Many teachers will be hired into their first jobs as principals this summer. I’m not qualified to give advice to any of you. But here are some things I wish someone told me when I became a school administrator.
Five words you must learn to say: “I’m sorry. I was wrong.” I can only guarantee you one thing…you are going to mess up. When you do, don’t hide from your mistake or blame others. Admit it. Apologize to those you hurt. Do everything you can to make things better. And try not to make the same mistake again.
Never underestimate the power of the Popsicle. If you want a quick, fun way to gain support from kids and parents, buy a bunch of Popsicles, drive out to band camp, and give the kids a treat on a sweltering hot day. See my blog Don’t Ignore the Power of the Popsicle
Don’t have a band? Then on the last day of school before winter break hand out cookies to kids as they enter the building. Or appear in the school talent show. Or dress up on Halloween. In other words, do the unexpected. Everybody expects the principal to go to football games and choir concerts. When you do the unexpected, kids and parents see that you are human and you care, and they are more willing to forgive you when you mess up.
Err on side of kid. You are going to have to make really tough decisions. And in almost every decision you have to make, you will be lobbied a bunch of different ways by a bunch of different people. So when the time comes to make the decision, you can’t go wrong by doing what’s right for the kid. At the very least, you’ll sleep better. See my blog Of Pencils, Sporks and Compliance.
Equal and fair aren’t the same thing.

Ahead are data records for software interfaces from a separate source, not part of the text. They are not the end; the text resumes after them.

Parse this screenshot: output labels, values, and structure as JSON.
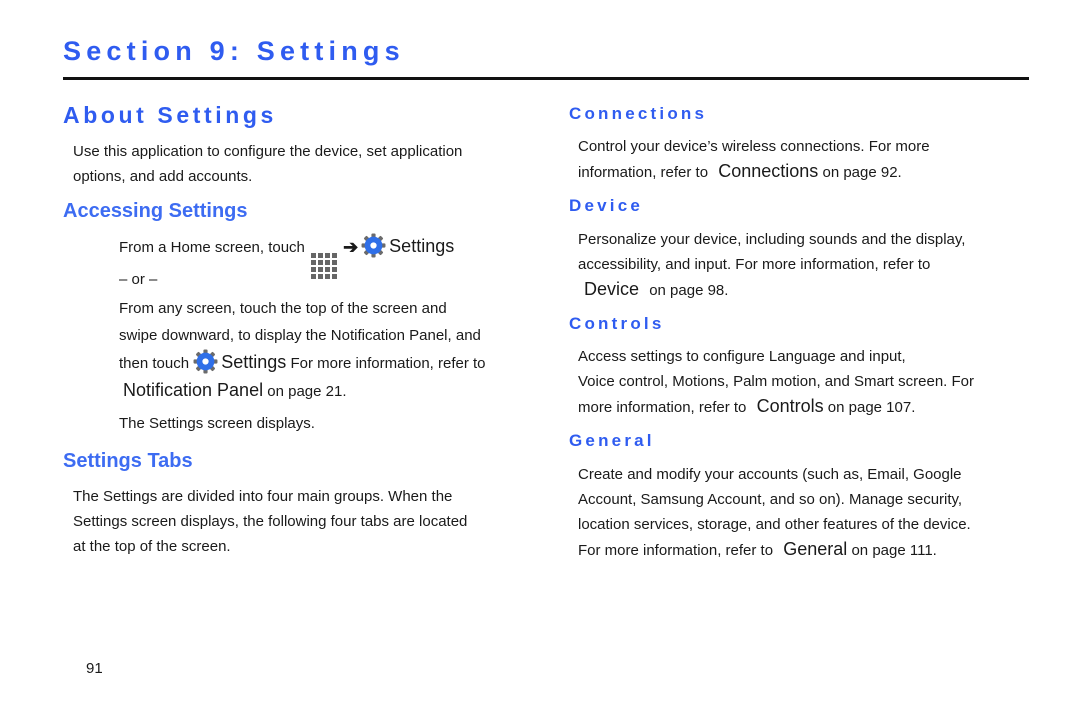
{
  "header": {
    "section_title": "Section 9: Settings"
  },
  "left": {
    "about_heading": "About Settings",
    "about_text": [
      "Use this application to configure the device, set application",
      "options, and add accounts."
    ],
    "accessing": {
      "heading": "Accessing Settings",
      "step1_prefix": "From a Home screen, touch",
      "step1_apps_icon": "apps-grid-icon",
      "step1_arrow": "➔",
      "step1_settings_icon": "settings-gear-icon",
      "step1_settings_label": "Settings",
      "or_text": "– or –",
      "step2_lines": [
        "From any screen, touch the top of the screen and",
        "swipe downward, to display the Notification Panel, and"
      ],
      "step2_then": "then touch",
      "step2_settings_icon": "settings-gear-icon",
      "step2_settings_label": "Settings",
      "step2_more": "For more information, refer to",
      "step2_ref": "Notification Panel",
      "step2_ref_page": "on page 21.",
      "result": "The Settings screen displays."
    },
    "tabs_section": {
      "heading": "Settings Tabs",
      "text": [
        "The Settings are divided into four main groups. When the",
        "Settings screen displays, the following four tabs are located",
        "at the top of the screen."
      ]
    }
  },
  "right": {
    "connections": {
      "heading": "Connections",
      "line1": "Control your device’s wireless connections. For more",
      "line2_prefix": "information, refer to",
      "ref": "Connections",
      "ref_page": "on page 92."
    },
    "device": {
      "heading": "Device",
      "line1": "Personalize your device, including sounds and the display,",
      "line2": "accessibility, and input. For more information, refer to",
      "ref": "Device",
      "ref_page": "on page 98."
    },
    "controls": {
      "heading": "Controls",
      "line1": "Access settings to configure Language and input,",
      "line2": "Voice control, Motions, Palm motion, and Smart screen. For",
      "line3_prefix": "more information, refer to",
      "ref": "Controls",
      "ref_page": "on page 107."
    },
    "general": {
      "heading": "General",
      "line1": "Create and modify your accounts (such as, Email, Google",
      "line2": "Account, Samsung Account, and so on). Manage security,",
      "line3": "location services, storage, and other features of the device.",
      "line4_prefix": "For more information, refer to",
      "ref": "General",
      "ref_page": "on page 111."
    }
  },
  "footer": {
    "page_number": "91"
  },
  "colors": {
    "heading_blue": "#2f5cf0",
    "subheading_blue": "#3d6cf2",
    "gear_blue": "#2f6fe8",
    "gear_gray": "#6b6b6b",
    "rule": "#111111",
    "body_text": "#1a1a1a"
  }
}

You may want to follow the rule book to the letter. After all, when you were a teacher you respected administrators who did not waiver from the code of conduct. But the fact is, if all we ever did was follow the rule book, we wouldn’t need administrators; we could just hire a bunch of clerks who could administer discipline. You are a principal because you have shown the ability to make tough decisions, which often means seeing shades of gray. You may be accused of “not being consistent.” That’s a euphemism used by critics of your decisions, people who have the luxury of not having to make the tough decisions and those who don’t have all of the information. The only thing you have to worry about with consistency is this: consistently make the best decision for each unique situation.
Be tactful in giving hurtful news, but you don’t help anyone by being dishonestly kind. You are going to have to start evaluating teachers. You are going to witness activities in classrooms that are–at best–mediocre and–at worst–are harmful to kids. It will be very easy simply to give a great evaluation to the teacher to keep them happy. But the right thing to do is confront the problem tactfully, and do your best to help the teacher improve in the areas they need. They may be hurt. They may be offended. They may cry. But the second most important job you have (after student safety) is evaluating well.
You will never be accused of communicating too much. Communicate, communicate, communicate. Keep people in the loop about as much as you can, which includes students, staff, parents, the community, and the superintendent. And while email may be the most efficient, it is also one of the worst forms of communication (other than relaying simple announcements). Never engage in debate via email. Pick up the phone or make a personal visit to whomever you need to speak with. If somebody sends you an email with a question, and it takes more than a sentence or two to answer, make a phone call instead.
When someone asks you to be pied in the face or kiss a pig or sit on a roof, say yes. You did not become a principal to be bored and sit behind your desk. Have fun. It’s the best job in the world. When you are given an opportunity to make a great story, say yes. See my blog Dress Like a Hot Dog? Pie in the Face? Kiss a Pig? That’s School Administration.
Never punish a crowd for the sins of one. Never punish a child for the sins of a parent. Discipline can be messy. It takes hard work, investigations, and tough decision making. Don’t take the easy way out by punishing a group of kids for the actions of one, and don’t punish a student for the sins of the parent (for example, it’s not a second grader’s fault if he is tardy to school every day, so don’t give him detentions for it). Treat your students with dignity and respect, and it will be returned to you. Sometimes that means somebody breaks a rule and gets away with it. So be it. That’s better than being unfair or unjust. When you are unfair to a student, it doesn’t teach them to follow rules, it teaches them to hate school.
Camp is for the campers, and school is for the students. Too often we forget that schools are for kids. Don’t forget that. See my blog Camp Is for the Campers.
Be merciful. Kids make mistakes. Remember how I said you will make mistakes? So will kids. Don’t tell kids not to cry over spilled milk and then yell at them when they spill it. Don’t hold grudges. Instead, use kids’ mistakes as an opportunity to teach them how they could have acted. Remember that the word “discipline” comes from the word “disciple,” meaning “follower.” Disciplines is not something we DO to kids; it’s something we want kids to HAVE. Teach by example, administer consequences dispassionately, and always allow a kid a second chance. See my blog For Your Students, Make Every Day Opening Day.
Get on Twitter. Twitter gives you the chance to share information, brag about your school, and learn from geniuses all over the world for free. Get on it, participate, and model this behavior for your staff. See my blogs Where Twitter Has Taken Me (Literally) and Old Friends Who Just Met.
New principals, good luck! You are about to embark on the greatest job in the world! I wish you the best!